(Stored data)

────────

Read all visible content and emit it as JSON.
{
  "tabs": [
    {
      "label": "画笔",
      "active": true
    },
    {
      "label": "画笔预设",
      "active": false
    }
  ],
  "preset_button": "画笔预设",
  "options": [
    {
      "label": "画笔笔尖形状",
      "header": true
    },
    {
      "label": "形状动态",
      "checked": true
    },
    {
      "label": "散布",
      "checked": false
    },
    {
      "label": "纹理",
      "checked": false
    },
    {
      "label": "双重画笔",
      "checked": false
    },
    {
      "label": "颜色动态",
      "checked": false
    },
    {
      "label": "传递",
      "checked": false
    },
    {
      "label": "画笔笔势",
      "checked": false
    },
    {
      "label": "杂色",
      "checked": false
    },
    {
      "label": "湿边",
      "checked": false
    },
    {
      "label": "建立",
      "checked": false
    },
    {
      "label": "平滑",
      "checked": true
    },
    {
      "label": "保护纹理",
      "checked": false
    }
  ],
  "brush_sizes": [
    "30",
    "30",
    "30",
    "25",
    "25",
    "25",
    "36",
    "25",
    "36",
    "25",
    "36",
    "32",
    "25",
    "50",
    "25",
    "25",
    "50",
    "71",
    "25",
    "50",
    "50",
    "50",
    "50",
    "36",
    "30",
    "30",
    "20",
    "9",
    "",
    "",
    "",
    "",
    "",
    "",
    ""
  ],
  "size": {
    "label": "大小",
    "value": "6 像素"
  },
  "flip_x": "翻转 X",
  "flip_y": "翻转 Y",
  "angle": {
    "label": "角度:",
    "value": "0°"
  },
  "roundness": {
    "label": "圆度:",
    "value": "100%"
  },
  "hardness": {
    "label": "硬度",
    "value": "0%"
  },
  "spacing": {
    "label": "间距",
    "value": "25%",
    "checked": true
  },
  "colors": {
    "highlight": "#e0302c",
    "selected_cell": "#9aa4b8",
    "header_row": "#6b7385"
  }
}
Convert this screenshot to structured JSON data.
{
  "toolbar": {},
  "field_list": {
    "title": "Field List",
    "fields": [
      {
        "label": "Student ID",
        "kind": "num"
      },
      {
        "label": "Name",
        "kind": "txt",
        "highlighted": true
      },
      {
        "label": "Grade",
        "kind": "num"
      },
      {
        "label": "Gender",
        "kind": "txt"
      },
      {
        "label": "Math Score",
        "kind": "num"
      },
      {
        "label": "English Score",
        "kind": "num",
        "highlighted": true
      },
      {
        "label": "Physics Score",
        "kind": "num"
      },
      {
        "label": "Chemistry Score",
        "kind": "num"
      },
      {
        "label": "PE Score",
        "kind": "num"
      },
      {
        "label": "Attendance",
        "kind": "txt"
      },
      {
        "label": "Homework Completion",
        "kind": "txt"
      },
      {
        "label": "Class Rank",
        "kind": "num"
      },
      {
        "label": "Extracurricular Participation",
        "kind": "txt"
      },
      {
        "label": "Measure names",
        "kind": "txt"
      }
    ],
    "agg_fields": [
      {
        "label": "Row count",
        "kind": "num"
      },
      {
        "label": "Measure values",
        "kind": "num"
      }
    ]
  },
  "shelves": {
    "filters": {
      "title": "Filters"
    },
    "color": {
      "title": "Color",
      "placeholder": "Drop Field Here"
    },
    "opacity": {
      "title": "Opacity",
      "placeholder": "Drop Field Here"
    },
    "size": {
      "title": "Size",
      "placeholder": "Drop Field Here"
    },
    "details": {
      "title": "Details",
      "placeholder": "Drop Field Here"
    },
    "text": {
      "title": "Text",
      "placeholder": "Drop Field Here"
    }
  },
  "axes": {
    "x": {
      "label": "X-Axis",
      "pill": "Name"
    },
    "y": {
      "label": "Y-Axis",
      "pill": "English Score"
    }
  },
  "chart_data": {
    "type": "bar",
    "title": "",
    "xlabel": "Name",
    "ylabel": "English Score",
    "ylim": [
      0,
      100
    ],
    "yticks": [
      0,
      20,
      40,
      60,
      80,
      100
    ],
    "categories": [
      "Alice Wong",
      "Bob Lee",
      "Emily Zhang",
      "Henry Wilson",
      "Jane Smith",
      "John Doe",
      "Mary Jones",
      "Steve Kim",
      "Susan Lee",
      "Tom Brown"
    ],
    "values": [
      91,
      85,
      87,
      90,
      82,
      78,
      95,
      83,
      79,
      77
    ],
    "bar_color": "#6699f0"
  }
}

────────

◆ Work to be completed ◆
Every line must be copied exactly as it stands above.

◆ Answer section ◆
Read all visible content and emit it as JSON.
{
  "tabs": [
    {
      "label": "画笔",
      "active": true
    },
    {
      "label": "画笔预设",
      "active": false
    }
  ],
  "preset_button": "画笔预设",
  "options": [
    {
      "label": "画笔笔尖形状",
      "header": true
    },
    {
      "label": "形状动态",
      "checked": true
    },
    {
      "label": "散布",
      "checked": false
    },
    {
      "label": "纹理",
      "checked": false
    },
    {
      "label": "双重画笔",
      "checked": false
    },
    {
      "label": "颜色动态",
      "checked": false
    },
    {
      "label": "传递",
      "checked": false
    },
    {
      "label": "画笔笔势",
      "checked": false
    },
    {
      "label": "杂色",
      "checked": false
    },
    {
      "label": "湿边",
      "checked": false
    },
    {
      "label": "建立",
      "checked": false
    },
    {
      "label": "平滑",
      "checked": true
    },
    {
      "label": "保护纹理",
      "checked": false
    }
  ],
  "brush_sizes": [
    "30",
    "30",
    "30",
    "25",
    "25",
    "25",
    "36",
    "25",
    "36",
    "25",
    "36",
    "32",
    "25",
    "50",
    "25",
    "25",
    "50",
    "71",
    "25",
    "50",
    "50",
    "50",
    "50",
    "36",
    "30",
    "30",
    "20",
    "9",
    "",
    "",
    "",
    "",
    "",
    "",
    ""
  ],
  "size": {
    "label": "大小",
    "value": "6 像素"
  },
  "flip_x": "翻转 X",
  "flip_y": "翻转 Y",
  "angle": {
    "label": "角度:",
    "value": "0°"
  },
  "roundness": {
    "label": "圆度:",
    "value": "100%"
  },
  "hardness": {
    "label": "硬度",
    "value": "0%"
  },
  "spacing": {
    "label": "间距",
    "value": "25%",
    "checked": true
  },
  "colors": {
    "highlight": "#e0302c",
    "selected_cell": "#9aa4b8",
    "header_row": "#6b7385"
  }
}
Convert this screenshot to structured JSON data.
{
  "toolbar": {},
  "field_list": {
    "title": "Field List",
    "fields": [
      {
        "label": "Student ID",
        "kind": "num"
      },
      {
        "label": "Name",
        "kind": "txt",
        "highlighted": true
      },
      {
        "label": "Grade",
        "kind": "num"
      },
      {
        "label": "Gender",
        "kind": "txt"
      },
      {
        "label": "Math Score",
        "kind": "num"
      },
      {
        "label": "English Score",
        "kind": "num",
        "highlighted": true
      },
      {
        "label": "Physics Score",
        "kind": "num"
      },
      {
        "label": "Chemistry Score",
        "kind": "num"
      },
      {
        "label": "PE Score",
        "kind": "num"
      },
      {
        "label": "Attendance",
        "kind": "txt"
      },
      {
        "label": "Homework Completion",
        "kind": "txt"
      },
      {
        "label": "Class Rank",
        "kind": "num"
      },
      {
        "label": "Extracurricular Participation",
        "kind": "txt"
      },
      {
        "label": "Measure names",
        "kind": "txt"
      }
    ],
    "agg_fields": [
      {
        "label": "Row count",
        "kind": "num"
      },
      {
        "label": "Measure values",
        "kind": "num"
      }
    ]
  },
  "shelves": {
    "filters": {
      "title": "Filters"
    },
    "color": {
      "title": "Color",
      "placeholder": "Drop Field Here"
    },
    "opacity": {
      "title": "Opacity",
      "placeholder": "Drop Field Here"
    },
    "size": {
      "title": "Size",
      "placeholder": "Drop Field Here"
    },
    "details": {
      "title": "Details",
      "placeholder": "Drop Field Here"
    },
    "text": {
      "title": "Text",
      "placeholder": "Drop Field Here"
    }
  },
  "axes": {
    "x": {
      "label": "X-Axis",
      "pill": "Name"
    },
    "y": {
      "label": "Y-Axis",
      "pill": "English Score"
    }
  },
  "chart_data": {
    "type": "bar",
    "title": "",
    "xlabel": "Name",
    "ylabel": "English Score",
    "ylim": [
      0,
      100
    ],
    "yticks": [
      0,
      20,
      40,
      60,
      80,
      100
    ],
    "categories": [
      "Alice Wong",
      "Bob Lee",
      "Emily Zhang",
      "Henry Wilson",
      "Jane Smith",
      "John Doe",
      "Mary Jones",
      "Steve Kim",
      "Susan Lee",
      "Tom Brown"
    ],
    "values": [
      91,
      85,
      87,
      90,
      82,
      78,
      95,
      83,
      79,
      77
    ],
    "bar_color": "#6699f0"
  }
}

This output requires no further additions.